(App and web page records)
§ §
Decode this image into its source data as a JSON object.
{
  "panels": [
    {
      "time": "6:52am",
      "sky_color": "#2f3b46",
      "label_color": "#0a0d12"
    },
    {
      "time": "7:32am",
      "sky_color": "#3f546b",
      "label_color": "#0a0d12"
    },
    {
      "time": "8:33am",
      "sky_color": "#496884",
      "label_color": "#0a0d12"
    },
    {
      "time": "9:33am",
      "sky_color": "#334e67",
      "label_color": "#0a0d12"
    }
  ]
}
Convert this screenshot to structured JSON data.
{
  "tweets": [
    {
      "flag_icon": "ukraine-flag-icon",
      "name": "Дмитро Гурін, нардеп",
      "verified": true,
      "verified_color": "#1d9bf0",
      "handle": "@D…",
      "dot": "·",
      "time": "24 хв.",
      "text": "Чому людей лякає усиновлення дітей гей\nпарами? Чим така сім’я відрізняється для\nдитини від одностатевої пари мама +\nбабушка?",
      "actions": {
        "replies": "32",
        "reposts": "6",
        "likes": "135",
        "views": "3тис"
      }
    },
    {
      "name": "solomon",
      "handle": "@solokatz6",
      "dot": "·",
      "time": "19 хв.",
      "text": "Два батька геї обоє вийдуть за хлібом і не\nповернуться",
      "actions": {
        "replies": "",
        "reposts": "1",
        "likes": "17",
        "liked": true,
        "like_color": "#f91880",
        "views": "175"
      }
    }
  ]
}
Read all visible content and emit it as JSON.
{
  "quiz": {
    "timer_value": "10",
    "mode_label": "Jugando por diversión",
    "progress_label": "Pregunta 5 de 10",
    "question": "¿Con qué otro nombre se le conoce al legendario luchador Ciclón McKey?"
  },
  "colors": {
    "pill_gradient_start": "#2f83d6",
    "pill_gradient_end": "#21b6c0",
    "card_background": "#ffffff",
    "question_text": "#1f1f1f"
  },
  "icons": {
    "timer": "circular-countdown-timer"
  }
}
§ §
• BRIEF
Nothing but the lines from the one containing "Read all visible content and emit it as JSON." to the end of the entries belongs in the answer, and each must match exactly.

• PROBLEM SOLUTION
Read all visible content and emit it as JSON.
{
  "quiz": {
    "timer_value": "10",
    "mode_label": "Jugando por diversión",
    "progress_label": "Pregunta 5 de 10",
    "question": "¿Con qué otro nombre se le conoce al legendario luchador Ciclón McKey?"
  },
  "colors": {
    "pill_gradient_start": "#2f83d6",
    "pill_gradient_end": "#21b6c0",
    "card_background": "#ffffff",
    "question_text": "#1f1f1f"
  },
  "icons": {
    "timer": "circular-countdown-timer"
  }
}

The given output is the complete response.